Skip to Content

California Supreme Court Rules That Silence Can Be Evidence Of Guilt


The California Supreme Court has ruled that a suspect's silence may be used as evidence of guilt during jury trial. The facts of the case involved a motorist named Richard Tom who broadsided another vehicle while speeding in Redwood City. As a result of the collision the other motorist was killed and Mr. Tom was charged with Vehicular Manslaughter.

Following the collision, the police approached Mr. Tom who chose to remain silent in the face of questioning while in custody in a police vehicle. The Fifth Amendment of the U.S. Constitution provides for a “right to remain silent” and most citizens are familiar with this right. However, the Courts have recently moved to curtail this right by deciding that suspects should invoke their right to remain silent for it to apply, by using words to the effect of “I am exercising my right to remain silent”. By simply remaining silent, the suspect is opening the door for a prosecutor at trial to comment on their failure to speak up for themselves as a tacit admission of responsibility or guilt.
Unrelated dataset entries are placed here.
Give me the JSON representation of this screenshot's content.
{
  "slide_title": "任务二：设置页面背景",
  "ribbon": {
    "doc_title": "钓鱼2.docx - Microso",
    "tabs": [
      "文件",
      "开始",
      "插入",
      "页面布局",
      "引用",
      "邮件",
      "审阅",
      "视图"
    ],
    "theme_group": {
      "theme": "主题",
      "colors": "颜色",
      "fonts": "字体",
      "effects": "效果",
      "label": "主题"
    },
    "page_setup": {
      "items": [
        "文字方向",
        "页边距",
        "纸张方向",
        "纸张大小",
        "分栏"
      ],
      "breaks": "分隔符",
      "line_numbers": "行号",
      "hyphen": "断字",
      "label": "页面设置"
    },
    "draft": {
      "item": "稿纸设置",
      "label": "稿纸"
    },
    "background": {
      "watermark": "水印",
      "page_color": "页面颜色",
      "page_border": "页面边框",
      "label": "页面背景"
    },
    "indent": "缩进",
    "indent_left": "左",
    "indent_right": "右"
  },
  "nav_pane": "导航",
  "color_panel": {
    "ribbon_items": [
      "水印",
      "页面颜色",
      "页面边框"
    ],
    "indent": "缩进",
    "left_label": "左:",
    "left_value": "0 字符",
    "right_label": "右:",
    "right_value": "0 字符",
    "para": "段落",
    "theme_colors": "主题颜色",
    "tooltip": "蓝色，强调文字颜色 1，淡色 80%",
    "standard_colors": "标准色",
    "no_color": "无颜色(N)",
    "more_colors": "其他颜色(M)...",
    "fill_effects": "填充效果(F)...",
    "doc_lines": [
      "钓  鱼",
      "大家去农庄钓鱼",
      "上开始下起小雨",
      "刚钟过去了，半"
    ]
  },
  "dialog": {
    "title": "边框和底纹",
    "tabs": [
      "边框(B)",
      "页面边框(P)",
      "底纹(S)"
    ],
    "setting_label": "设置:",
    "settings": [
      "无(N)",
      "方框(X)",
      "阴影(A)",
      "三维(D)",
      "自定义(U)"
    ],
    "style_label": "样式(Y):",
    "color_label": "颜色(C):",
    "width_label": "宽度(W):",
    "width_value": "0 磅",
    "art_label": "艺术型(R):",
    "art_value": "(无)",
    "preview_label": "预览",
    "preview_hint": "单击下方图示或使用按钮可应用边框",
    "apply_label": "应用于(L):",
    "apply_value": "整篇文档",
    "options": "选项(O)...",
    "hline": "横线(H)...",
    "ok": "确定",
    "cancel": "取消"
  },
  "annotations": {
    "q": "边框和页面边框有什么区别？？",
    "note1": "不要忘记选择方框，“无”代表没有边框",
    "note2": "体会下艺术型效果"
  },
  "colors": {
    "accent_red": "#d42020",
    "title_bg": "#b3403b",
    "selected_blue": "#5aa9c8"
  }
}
In Mr. Tom's case, prosecutors used his silence against him by inviting the jury to see him as callous and remorseless by failing to ask about the welfare of the other driver. The court decided that his silence was relevant to the issue of criminal recklessness. This decision was ultimately upheld by the California Supreme Court in the case of People v. Tom 14 S.O.S 3458.

The decision relied heavily on the case of Salinas v. Texas where the U.S. Supreme Court decided in a 5-4, majority decision, that a suspect should verbally announce his decision to remain silent for his constitutional right of silence to apply. A failure to answer questions without invoking Fifth Amendment protection, opens up a defendant to having his silence be used against him in evidence.

This leaves suspects in a very vulnerable position. If you do say something to the police, what you say may be used against you. If you say nothing, this may be used against you also. Most people will not be aware of the need to invoke their right of silence by specifically stating that they are doing so.

In the DUI context, particularly in felony DUI cases where there are injured victims, suspects are now under a burden at the crime scene to express immediate remorse and concern for the other parties welfare, or specifically state that they are invoking their Fifth Amendment right to silence. Simply saying nothing is now considered evidence of guilt.